Collected data entries
[Start of Attachment]

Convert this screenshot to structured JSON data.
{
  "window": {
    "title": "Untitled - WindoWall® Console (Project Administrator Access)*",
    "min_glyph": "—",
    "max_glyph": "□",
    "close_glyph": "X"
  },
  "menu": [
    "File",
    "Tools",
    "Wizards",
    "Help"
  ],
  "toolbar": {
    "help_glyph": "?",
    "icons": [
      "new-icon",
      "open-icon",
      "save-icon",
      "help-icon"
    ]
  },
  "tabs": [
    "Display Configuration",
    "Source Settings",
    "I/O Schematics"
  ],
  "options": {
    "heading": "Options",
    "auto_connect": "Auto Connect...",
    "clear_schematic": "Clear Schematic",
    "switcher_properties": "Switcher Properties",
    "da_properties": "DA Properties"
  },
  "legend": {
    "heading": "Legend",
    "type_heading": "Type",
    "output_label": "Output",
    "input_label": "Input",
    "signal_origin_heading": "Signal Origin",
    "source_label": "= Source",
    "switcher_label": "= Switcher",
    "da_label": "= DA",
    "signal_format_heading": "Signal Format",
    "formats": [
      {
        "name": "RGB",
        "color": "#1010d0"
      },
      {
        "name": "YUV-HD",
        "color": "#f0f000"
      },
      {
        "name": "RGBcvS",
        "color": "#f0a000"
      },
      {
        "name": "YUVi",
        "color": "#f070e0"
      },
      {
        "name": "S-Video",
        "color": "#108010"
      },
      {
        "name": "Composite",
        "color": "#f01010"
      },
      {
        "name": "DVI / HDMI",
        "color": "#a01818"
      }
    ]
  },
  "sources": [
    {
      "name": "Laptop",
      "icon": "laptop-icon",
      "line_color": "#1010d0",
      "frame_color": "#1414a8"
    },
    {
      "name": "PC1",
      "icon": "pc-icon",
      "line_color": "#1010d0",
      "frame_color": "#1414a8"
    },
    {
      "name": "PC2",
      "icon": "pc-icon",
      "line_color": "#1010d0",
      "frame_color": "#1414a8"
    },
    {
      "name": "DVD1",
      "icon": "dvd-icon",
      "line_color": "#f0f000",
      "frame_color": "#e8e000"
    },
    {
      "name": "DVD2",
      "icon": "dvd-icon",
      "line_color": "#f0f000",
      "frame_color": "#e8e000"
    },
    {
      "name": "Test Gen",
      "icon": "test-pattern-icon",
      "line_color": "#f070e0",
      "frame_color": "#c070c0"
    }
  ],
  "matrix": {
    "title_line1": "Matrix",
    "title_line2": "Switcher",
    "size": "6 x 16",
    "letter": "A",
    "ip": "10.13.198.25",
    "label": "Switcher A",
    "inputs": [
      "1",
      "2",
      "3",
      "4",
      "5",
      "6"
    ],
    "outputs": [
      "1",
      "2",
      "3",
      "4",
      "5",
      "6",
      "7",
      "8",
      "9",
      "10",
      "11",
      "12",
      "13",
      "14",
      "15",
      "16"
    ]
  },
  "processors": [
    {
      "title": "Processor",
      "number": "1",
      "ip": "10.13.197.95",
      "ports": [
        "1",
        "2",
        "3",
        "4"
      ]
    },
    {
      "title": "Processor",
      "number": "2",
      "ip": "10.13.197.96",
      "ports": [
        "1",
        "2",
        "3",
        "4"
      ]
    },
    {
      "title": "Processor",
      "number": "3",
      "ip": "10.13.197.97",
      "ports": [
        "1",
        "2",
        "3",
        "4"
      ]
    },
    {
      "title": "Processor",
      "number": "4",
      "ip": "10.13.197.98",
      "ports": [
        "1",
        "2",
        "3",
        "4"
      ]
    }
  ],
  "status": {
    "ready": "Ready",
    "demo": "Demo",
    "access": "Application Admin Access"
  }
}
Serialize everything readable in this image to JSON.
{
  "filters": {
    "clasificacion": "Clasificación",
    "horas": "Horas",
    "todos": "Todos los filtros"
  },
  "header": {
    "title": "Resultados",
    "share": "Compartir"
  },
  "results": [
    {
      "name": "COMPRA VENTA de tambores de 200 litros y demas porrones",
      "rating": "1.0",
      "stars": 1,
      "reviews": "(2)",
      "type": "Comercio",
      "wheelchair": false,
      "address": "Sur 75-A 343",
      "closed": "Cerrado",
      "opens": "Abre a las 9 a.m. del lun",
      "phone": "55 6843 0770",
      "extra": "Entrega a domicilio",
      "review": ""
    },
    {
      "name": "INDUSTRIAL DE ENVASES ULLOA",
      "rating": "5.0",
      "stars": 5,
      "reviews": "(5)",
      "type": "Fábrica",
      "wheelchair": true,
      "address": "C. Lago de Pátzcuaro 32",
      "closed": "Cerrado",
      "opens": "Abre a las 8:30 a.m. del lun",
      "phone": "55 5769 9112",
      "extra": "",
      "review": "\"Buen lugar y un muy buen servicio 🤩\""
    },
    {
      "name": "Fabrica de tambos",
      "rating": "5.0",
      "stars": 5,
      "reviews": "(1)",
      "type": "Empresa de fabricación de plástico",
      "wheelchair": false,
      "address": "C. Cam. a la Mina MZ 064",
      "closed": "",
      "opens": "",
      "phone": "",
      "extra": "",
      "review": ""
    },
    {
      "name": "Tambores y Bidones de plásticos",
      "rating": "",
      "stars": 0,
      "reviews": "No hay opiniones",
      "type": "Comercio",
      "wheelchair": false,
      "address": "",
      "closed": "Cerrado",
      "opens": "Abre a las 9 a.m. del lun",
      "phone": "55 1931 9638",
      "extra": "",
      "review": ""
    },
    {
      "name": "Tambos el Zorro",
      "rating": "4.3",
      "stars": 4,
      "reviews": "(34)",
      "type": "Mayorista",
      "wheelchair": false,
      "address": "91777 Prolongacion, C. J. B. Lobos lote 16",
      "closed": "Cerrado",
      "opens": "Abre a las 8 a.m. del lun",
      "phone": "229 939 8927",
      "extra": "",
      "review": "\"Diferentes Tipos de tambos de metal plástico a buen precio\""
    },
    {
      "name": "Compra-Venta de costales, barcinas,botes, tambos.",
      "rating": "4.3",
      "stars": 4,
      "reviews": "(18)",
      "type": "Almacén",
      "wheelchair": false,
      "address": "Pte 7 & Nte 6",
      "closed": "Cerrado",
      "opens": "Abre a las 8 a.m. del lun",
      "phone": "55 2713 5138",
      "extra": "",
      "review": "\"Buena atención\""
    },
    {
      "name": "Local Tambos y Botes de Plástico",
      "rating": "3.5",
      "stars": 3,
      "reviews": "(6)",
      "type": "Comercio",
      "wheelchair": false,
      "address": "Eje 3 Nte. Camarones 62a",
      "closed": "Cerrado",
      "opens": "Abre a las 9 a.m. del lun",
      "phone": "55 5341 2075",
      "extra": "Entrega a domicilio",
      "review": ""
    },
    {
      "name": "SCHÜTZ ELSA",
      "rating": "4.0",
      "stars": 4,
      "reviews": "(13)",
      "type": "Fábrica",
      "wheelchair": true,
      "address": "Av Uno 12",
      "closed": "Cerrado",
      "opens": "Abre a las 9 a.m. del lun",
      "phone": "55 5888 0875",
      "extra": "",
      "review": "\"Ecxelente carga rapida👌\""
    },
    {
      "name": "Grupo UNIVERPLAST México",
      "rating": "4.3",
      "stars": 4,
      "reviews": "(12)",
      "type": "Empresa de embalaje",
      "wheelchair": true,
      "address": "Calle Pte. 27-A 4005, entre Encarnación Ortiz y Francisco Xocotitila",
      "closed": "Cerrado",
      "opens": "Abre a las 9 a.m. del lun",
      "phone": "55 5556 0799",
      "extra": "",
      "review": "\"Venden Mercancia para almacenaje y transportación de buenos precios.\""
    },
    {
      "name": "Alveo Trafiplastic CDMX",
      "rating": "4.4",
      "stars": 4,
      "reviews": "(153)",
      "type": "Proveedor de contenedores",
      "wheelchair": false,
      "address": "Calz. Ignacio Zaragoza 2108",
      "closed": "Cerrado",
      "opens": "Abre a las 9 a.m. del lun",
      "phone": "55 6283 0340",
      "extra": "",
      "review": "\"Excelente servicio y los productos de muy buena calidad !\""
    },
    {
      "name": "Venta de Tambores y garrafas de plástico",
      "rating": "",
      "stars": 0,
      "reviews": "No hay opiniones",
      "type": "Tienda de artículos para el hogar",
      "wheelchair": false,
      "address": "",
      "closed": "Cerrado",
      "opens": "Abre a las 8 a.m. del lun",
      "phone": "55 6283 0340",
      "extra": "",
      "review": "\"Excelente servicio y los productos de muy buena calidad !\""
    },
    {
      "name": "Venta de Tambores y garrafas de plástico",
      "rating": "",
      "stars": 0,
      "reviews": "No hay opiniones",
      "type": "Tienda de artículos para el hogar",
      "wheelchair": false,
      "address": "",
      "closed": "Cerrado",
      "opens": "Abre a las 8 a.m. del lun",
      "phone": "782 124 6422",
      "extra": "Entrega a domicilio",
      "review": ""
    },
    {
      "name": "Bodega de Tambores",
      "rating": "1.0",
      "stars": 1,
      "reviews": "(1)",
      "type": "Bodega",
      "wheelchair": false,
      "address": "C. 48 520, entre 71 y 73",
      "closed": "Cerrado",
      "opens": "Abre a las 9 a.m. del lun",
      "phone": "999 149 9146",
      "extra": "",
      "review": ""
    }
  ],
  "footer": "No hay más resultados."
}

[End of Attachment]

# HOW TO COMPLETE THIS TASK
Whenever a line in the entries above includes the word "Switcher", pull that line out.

# FINISHED EXERCISE
    "switcher_properties": "Switcher Properties",
    "switcher_label": "= Switcher",
    "title_line2": "Switcher",
    "label": "Switcher A",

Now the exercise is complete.